Your assignment
In full and without alteration, print the records below, minus any images.

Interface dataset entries
BEGIN
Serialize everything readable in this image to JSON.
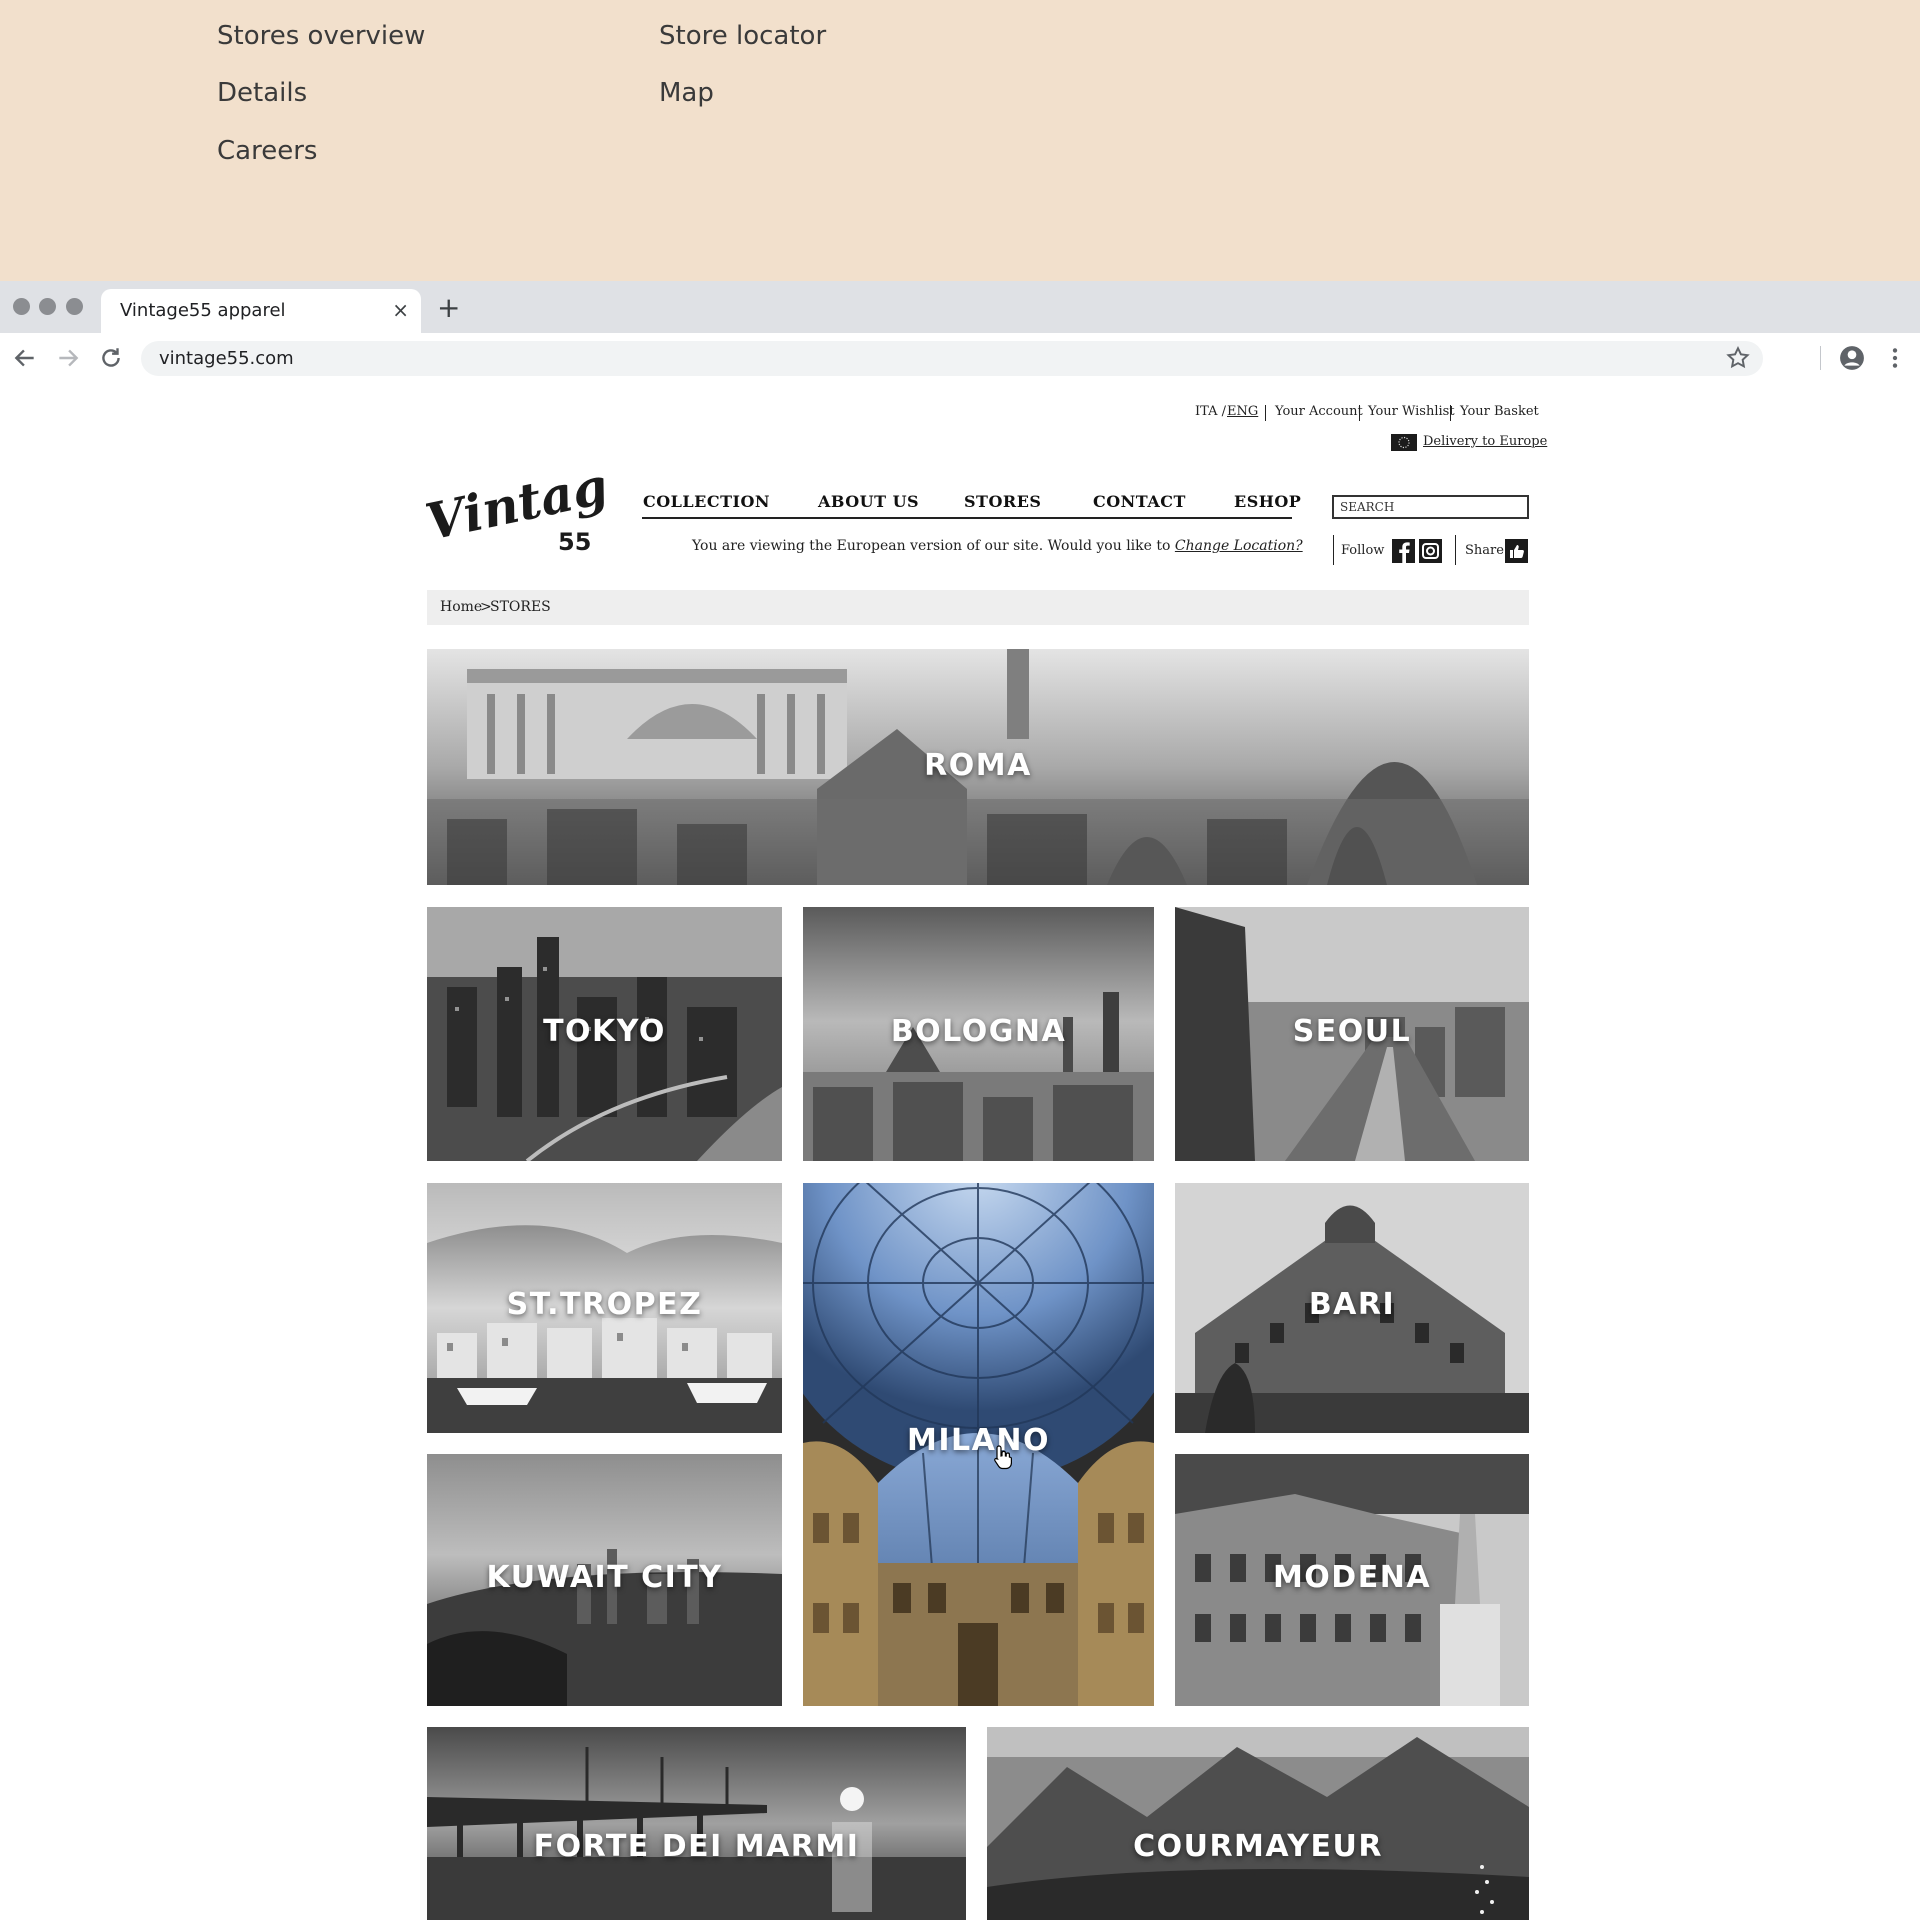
{
  "annotation_links": {
    "stores_overview": "Stores overview",
    "store_locator": "Store locator",
    "details": "Details",
    "map": "Map",
    "careers": "Careers"
  },
  "browser": {
    "tab_title": "Vintage55 apparel",
    "tab_close": "×",
    "new_tab": "+",
    "url": "vintage55.com"
  },
  "utility_nav": {
    "lang_ita": "ITA /",
    "lang_eng": "ENG",
    "account": "Your Account",
    "wishlist": "Your Wishlist",
    "basket": "Your Basket",
    "delivery": "Delivery to Europe"
  },
  "main_nav": {
    "collection": "COLLECTION",
    "about": "ABOUT US",
    "stores": "STORES",
    "contact": "CONTACT",
    "eshop": "ESHOP"
  },
  "location_notice": {
    "text": "You are viewing the European version of our site. Would you like to",
    "link": "Change Location?"
  },
  "search": {
    "placeholder": "SEARCH"
  },
  "social": {
    "follow": "Follow",
    "share": "Share"
  },
  "breadcrumb": {
    "home": "Home",
    "separator": ">",
    "current": "STORES"
  },
  "stores": [
    {
      "name": "ROMA"
    },
    {
      "name": "TOKYO"
    },
    {
      "name": "BOLOGNA"
    },
    {
      "name": "SEOUL"
    },
    {
      "name": "ST.TROPEZ"
    },
    {
      "name": "MILANO"
    },
    {
      "name": "BARI"
    },
    {
      "name": "KUWAIT CITY"
    },
    {
      "name": "MODENA"
    },
    {
      "name": "FORTE DEI MARMI"
    },
    {
      "name": "COURMAYEUR"
    }
  ],
  "colors": {
    "annotation_bg": "#f2e0cc",
    "tab_strip": "#dfe1e5",
    "text_dark": "#111111",
    "milano_accent": "#6f93c7"
  }
}
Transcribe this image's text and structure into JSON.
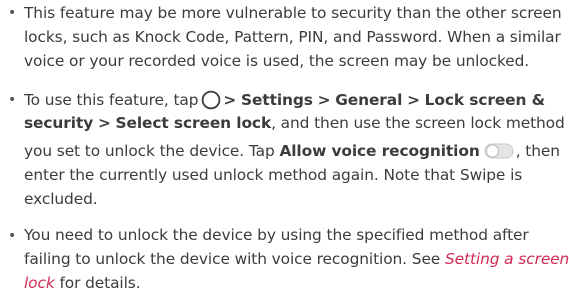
{
  "bullets": [
    {
      "lines": [
        "This feature may be more vulnerable to security than the other screen",
        "locks, such as Knock Code, Pattern, PIN, and Password. When a similar",
        "voice or your recorded voice is used, the screen may be unlocked."
      ]
    },
    {
      "l1_pre": "To use this feature, tap",
      "sep": ">",
      "settings": "Settings",
      "general": "General",
      "lock_screen_security_1": "Lock screen &",
      "lock_screen_security_2": "security",
      "select_screen_lock": "Select screen lock",
      "l2_post": ", and then use the screen lock method",
      "l3": "you set to unlock the device. Tap",
      "allow_voice": "Allow voice recognition",
      "l3_post": ", then",
      "l4": "enter the currently used unlock method again. Note that Swipe is",
      "l5": "excluded."
    },
    {
      "l1": "You need to unlock the device by using the specified method after",
      "l2_pre": "failing to unlock the device with voice recognition. See",
      "link_1": "Setting a screen",
      "link_2": "lock",
      "l3_post": "for details."
    }
  ],
  "bullet_char": "•",
  "colors": {
    "text": "#3c3c3c",
    "link": "#d02a55"
  },
  "icons": {
    "home": "home-circle-icon",
    "toggle": "toggle-off-icon"
  }
}
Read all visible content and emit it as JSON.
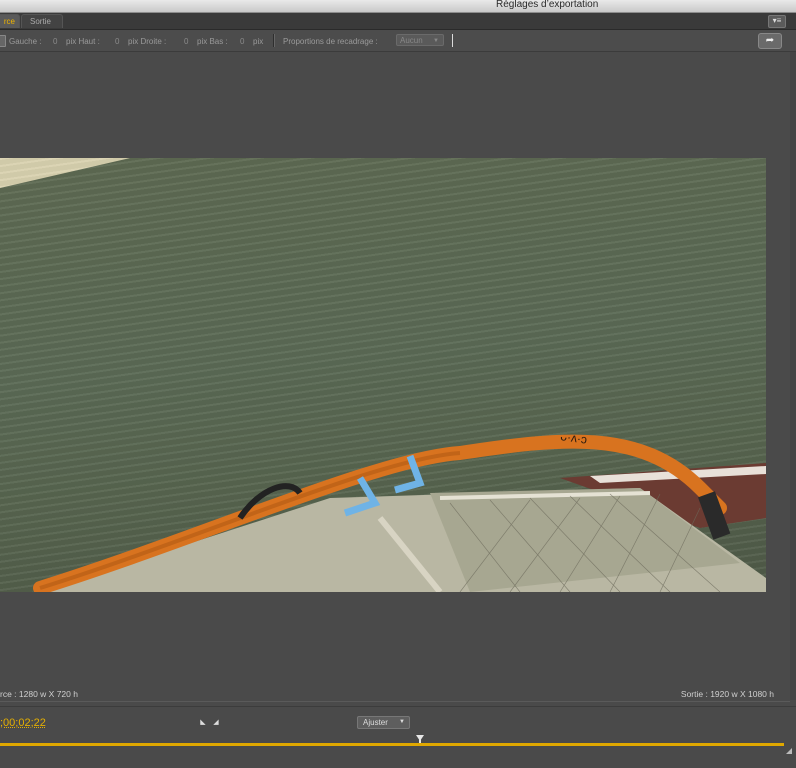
{
  "window": {
    "title": "Réglages d’exportation"
  },
  "tabs": [
    {
      "label": "rce",
      "active": true
    },
    {
      "label": "Sortie",
      "active": false
    }
  ],
  "toolbar": {
    "left_label": "Gauche :",
    "left_value": "0",
    "top_label": "pix Haut :",
    "top_value": "0",
    "right_label": "pix Droite :",
    "right_value": "0",
    "bottom_label": "pix Bas :",
    "bottom_value": "0",
    "unit": "pix",
    "ratio_label": "Proportions de recadrage :",
    "ratio_value": "Aucun",
    "dropdown_arrow": "▼",
    "export_icon": "➦"
  },
  "panel_menu_icon": "▾≡",
  "info": {
    "source": "rce : 1280 w X 720 h",
    "output": "Sortie : 1920 w X 1080 h"
  },
  "timeline": {
    "timecode": ";00;02;22",
    "mark_in": "◣",
    "mark_out": "◢",
    "zoom_label": "Ajuster",
    "zoom_arrow": "▼",
    "playhead_fraction": 0.536
  },
  "colors": {
    "accent": "#e6b000",
    "panel": "#4a4a4a"
  }
}
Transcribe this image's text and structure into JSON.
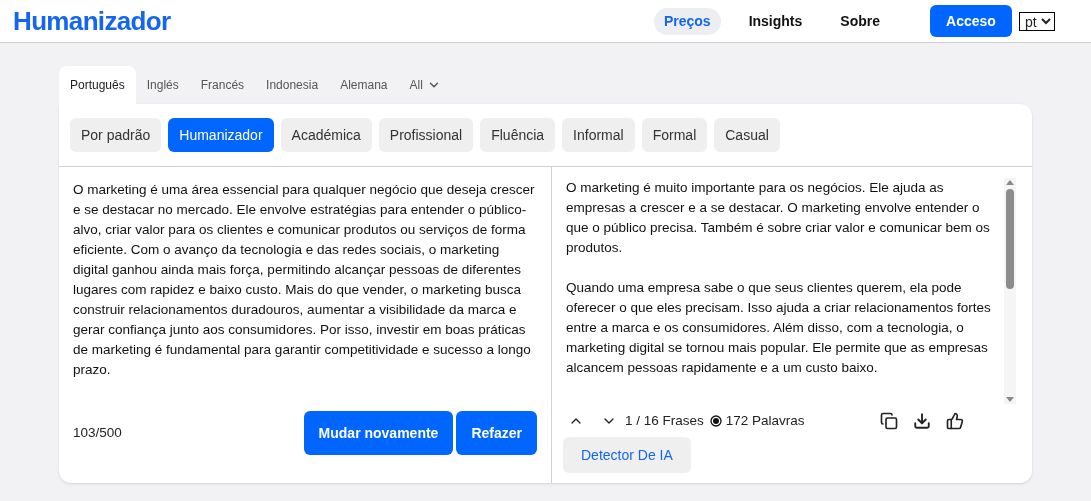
{
  "header": {
    "logo": "Humanizador",
    "nav": [
      {
        "label": "Preços",
        "selected": true
      },
      {
        "label": "Insights",
        "selected": false
      },
      {
        "label": "Sobre",
        "selected": false
      }
    ],
    "login_button": "Acceso",
    "language_select": "pt"
  },
  "language_tabs": [
    {
      "label": "Português",
      "selected": true
    },
    {
      "label": "Inglés",
      "selected": false
    },
    {
      "label": "Francés",
      "selected": false
    },
    {
      "label": "Indonesia",
      "selected": false
    },
    {
      "label": "Alemana",
      "selected": false
    },
    {
      "label": "All",
      "selected": false,
      "kind": "dropdown"
    }
  ],
  "modes": [
    {
      "label": "Por padrão",
      "selected": false
    },
    {
      "label": "Humanizador",
      "selected": true
    },
    {
      "label": "Académica",
      "selected": false
    },
    {
      "label": "Profissional",
      "selected": false
    },
    {
      "label": "Fluência",
      "selected": false
    },
    {
      "label": "Informal",
      "selected": false
    },
    {
      "label": "Formal",
      "selected": false
    },
    {
      "label": "Casual",
      "selected": false
    }
  ],
  "input": {
    "text": "O marketing é uma área essencial para qualquer negócio que deseja crescer e se destacar no mercado. Ele envolve estratégias para entender o público-alvo, criar valor para os clientes e comunicar produtos ou serviços de forma eficiente. Com o avanço da tecnologia e das redes sociais, o marketing digital ganhou ainda mais força, permitindo alcançar pessoas de diferentes lugares com rapidez e baixo custo. Mais do que vender, o marketing busca construir relacionamentos duradouros, aumentar a visibilidade da marca e gerar confiança junto aos consumidores. Por isso, investir em boas práticas de marketing é fundamental para garantir competitividade e sucesso a longo prazo.",
    "counter": "103/500",
    "buttons": [
      "Mudar novamente",
      "Refazer"
    ]
  },
  "output": {
    "paragraphs": [
      "O marketing é muito importante para os negócios. Ele ajuda as empresas a crescer e a se destacar. O marketing envolve entender o que o público precisa. Também é sobre criar valor e comunicar bem os produtos.",
      "Quando uma empresa sabe o que seus clientes querem, ela pode oferecer o que eles precisam. Isso ajuda a criar relacionamentos fortes entre a marca e os consumidores. Além disso, com a tecnologia, o marketing digital se tornou mais popular. Ele permite que as empresas alcancem pessoas rapidamente e a um custo baixo."
    ],
    "sentences": "1 / 16 Frases",
    "words": "172 Palavras",
    "detector_button": "Detector De IA"
  }
}
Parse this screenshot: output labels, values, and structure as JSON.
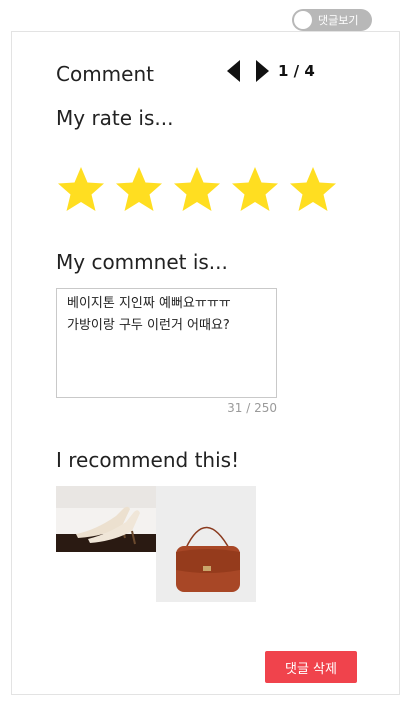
{
  "toggle": {
    "label": "댓글보기",
    "on": false
  },
  "comment": {
    "title": "Comment",
    "page_indicator": "1 / 4",
    "rate_heading": "My rate is...",
    "rating": 5,
    "rating_max": 5,
    "star_color": "#ffde21",
    "comment_heading": "My commnet is...",
    "comment_text": "베이지톤 지인짜 예뻐요ㅠㅠㅠ\n가방이랑 구두 이런거 어때요?",
    "char_count": "31 / 250",
    "recommend_heading": "I recommend this!",
    "recommendations": [
      {
        "icon": "shoes-image"
      },
      {
        "icon": "bag-image"
      }
    ],
    "delete_label": "댓글 삭제",
    "delete_color": "#f0434c"
  }
}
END
Your response
Serialize everything readable in this image to JSON.
{
  "annotation_links": {
    "stores_overview": "Stores overview",
    "store_locator": "Store locator",
    "details": "Details",
    "map": "Map",
    "careers": "Careers"
  },
  "browser": {
    "tab_title": "Vintage55 apparel",
    "tab_close": "×",
    "new_tab": "+",
    "url": "vintage55.com"
  },
  "utility_nav": {
    "lang_ita": "ITA /",
    "lang_eng": "ENG",
    "account": "Your Account",
    "wishlist": "Your Wishlist",
    "basket": "Your Basket",
    "delivery": "Delivery to Europe"
  },
  "main_nav": {
    "collection": "COLLECTION",
    "about": "ABOUT US",
    "stores": "STORES",
    "contact": "CONTACT",
    "eshop": "ESHOP"
  },
  "location_notice": {
    "text": "You are viewing the European version of our site. Would you like to",
    "link": "Change Location?"
  },
  "search": {
    "placeholder": "SEARCH"
  },
  "social": {
    "follow": "Follow",
    "share": "Share"
  },
  "breadcrumb": {
    "home": "Home",
    "separator": ">",
    "current": "STORES"
  },
  "stores": [
    {
      "name": "ROMA"
    },
    {
      "name": "TOKYO"
    },
    {
      "name": "BOLOGNA"
    },
    {
      "name": "SEOUL"
    },
    {
      "name": "ST.TROPEZ"
    },
    {
      "name": "MILANO"
    },
    {
      "name": "BARI"
    },
    {
      "name": "KUWAIT CITY"
    },
    {
      "name": "MODENA"
    },
    {
      "name": "FORTE DEI MARMI"
    },
    {
      "name": "COURMAYEUR"
    }
  ],
  "colors": {
    "annotation_bg": "#f2e0cc",
    "tab_strip": "#dfe1e5",
    "text_dark": "#111111",
    "milano_accent": "#6f93c7"
  }
}
Transcribe this image's text and structure into JSON.
{
  "bullets": [
    {
      "lines": [
        "This feature may be more vulnerable to security than the other screen",
        "locks, such as Knock Code, Pattern, PIN, and Password. When a similar",
        "voice or your recorded voice is used, the screen may be unlocked."
      ]
    },
    {
      "l1_pre": "To use this feature, tap",
      "sep": ">",
      "settings": "Settings",
      "general": "General",
      "lock_screen_security_1": "Lock screen &",
      "lock_screen_security_2": "security",
      "select_screen_lock": "Select screen lock",
      "l2_post": ", and then use the screen lock method",
      "l3": "you set to unlock the device. Tap",
      "allow_voice": "Allow voice recognition",
      "l3_post": ", then",
      "l4": "enter the currently used unlock method again. Note that Swipe is",
      "l5": "excluded."
    },
    {
      "l1": "You need to unlock the device by using the specified method after",
      "l2_pre": "failing to unlock the device with voice recognition. See",
      "link_1": "Setting a screen",
      "link_2": "lock",
      "l3_post": "for details."
    }
  ],
  "bullet_char": "•",
  "colors": {
    "text": "#3c3c3c",
    "link": "#d02a55"
  },
  "icons": {
    "home": "home-circle-icon",
    "toggle": "toggle-off-icon"
  }
}
Read all visible content and emit it as JSON.
{
  "window": {
    "title": "Réglages d’exportation"
  },
  "tabs": [
    {
      "label": "rce",
      "active": true
    },
    {
      "label": "Sortie",
      "active": false
    }
  ],
  "toolbar": {
    "left_label": "Gauche :",
    "left_value": "0",
    "top_label": "pix Haut :",
    "top_value": "0",
    "right_label": "pix Droite :",
    "right_value": "0",
    "bottom_label": "pix Bas :",
    "bottom_value": "0",
    "unit": "pix",
    "ratio_label": "Proportions de recadrage :",
    "ratio_value": "Aucun",
    "dropdown_arrow": "▼",
    "export_icon": "➦"
  },
  "panel_menu_icon": "▾≡",
  "info": {
    "source": "rce : 1280 w X 720 h",
    "output": "Sortie : 1920 w X 1080 h"
  },
  "timeline": {
    "timecode": ";00;02;22",
    "mark_in": "◣",
    "mark_out": "◢",
    "zoom_label": "Ajuster",
    "zoom_arrow": "▼",
    "playhead_fraction": 0.536
  },
  "colors": {
    "accent": "#e6b000",
    "panel": "#4a4a4a"
  }
}
Transcribe this image's text and structure into JSON.
{
  "header": {
    "logo": "Humanizador",
    "nav": [
      {
        "label": "Preços",
        "selected": true
      },
      {
        "label": "Insights",
        "selected": false
      },
      {
        "label": "Sobre",
        "selected": false
      }
    ],
    "login_button": "Acceso",
    "language_select": "pt"
  },
  "language_tabs": [
    {
      "label": "Português",
      "selected": true
    },
    {
      "label": "Inglés",
      "selected": false
    },
    {
      "label": "Francés",
      "selected": false
    },
    {
      "label": "Indonesia",
      "selected": false
    },
    {
      "label": "Alemana",
      "selected": false
    },
    {
      "label": "All",
      "selected": false,
      "kind": "dropdown"
    }
  ],
  "modes": [
    {
      "label": "Por padrão",
      "selected": false
    },
    {
      "label": "Humanizador",
      "selected": true
    },
    {
      "label": "Académica",
      "selected": false
    },
    {
      "label": "Profissional",
      "selected": false
    },
    {
      "label": "Fluência",
      "selected": false
    },
    {
      "label": "Informal",
      "selected": false
    },
    {
      "label": "Formal",
      "selected": false
    },
    {
      "label": "Casual",
      "selected": false
    }
  ],
  "input": {
    "text": "O marketing é uma área essencial para qualquer negócio que deseja crescer e se destacar no mercado. Ele envolve estratégias para entender o público-alvo, criar valor para os clientes e comunicar produtos ou serviços de forma eficiente. Com o avanço da tecnologia e das redes sociais, o marketing digital ganhou ainda mais força, permitindo alcançar pessoas de diferentes lugares com rapidez e baixo custo. Mais do que vender, o marketing busca construir relacionamentos duradouros, aumentar a visibilidade da marca e gerar confiança junto aos consumidores. Por isso, investir em boas práticas de marketing é fundamental para garantir competitividade e sucesso a longo prazo.",
    "counter": "103/500",
    "buttons": [
      "Mudar novamente",
      "Refazer"
    ]
  },
  "output": {
    "paragraphs": [
      "O marketing é muito importante para os negócios. Ele ajuda as empresas a crescer e a se destacar. O marketing envolve entender o que o público precisa. Também é sobre criar valor e comunicar bem os produtos.",
      "Quando uma empresa sabe o que seus clientes querem, ela pode oferecer o que eles precisam. Isso ajuda a criar relacionamentos fortes entre a marca e os consumidores. Além disso, com a tecnologia, o marketing digital se tornou mais popular. Ele permite que as empresas alcancem pessoas rapidamente e a um custo baixo."
    ],
    "sentences": "1 / 16 Frases",
    "words": "172 Palavras",
    "detector_button": "Detector De IA"
  }
}
Parse this screenshot: output labels, values, and structure as JSON.
{
  "toggle": {
    "label": "댓글보기",
    "on": false
  },
  "comment": {
    "title": "Comment",
    "page_indicator": "1 / 4",
    "rate_heading": "My rate is...",
    "rating": 5,
    "rating_max": 5,
    "star_color": "#ffde21",
    "comment_heading": "My commnet is...",
    "comment_text": "베이지톤 지인짜 예뻐요ㅠㅠㅠ\n가방이랑 구두 이런거 어때요?",
    "char_count": "31 / 250",
    "recommend_heading": "I recommend this!",
    "recommendations": [
      {
        "icon": "shoes-image"
      },
      {
        "icon": "bag-image"
      }
    ],
    "delete_label": "댓글 삭제",
    "delete_color": "#f0434c"
  }
}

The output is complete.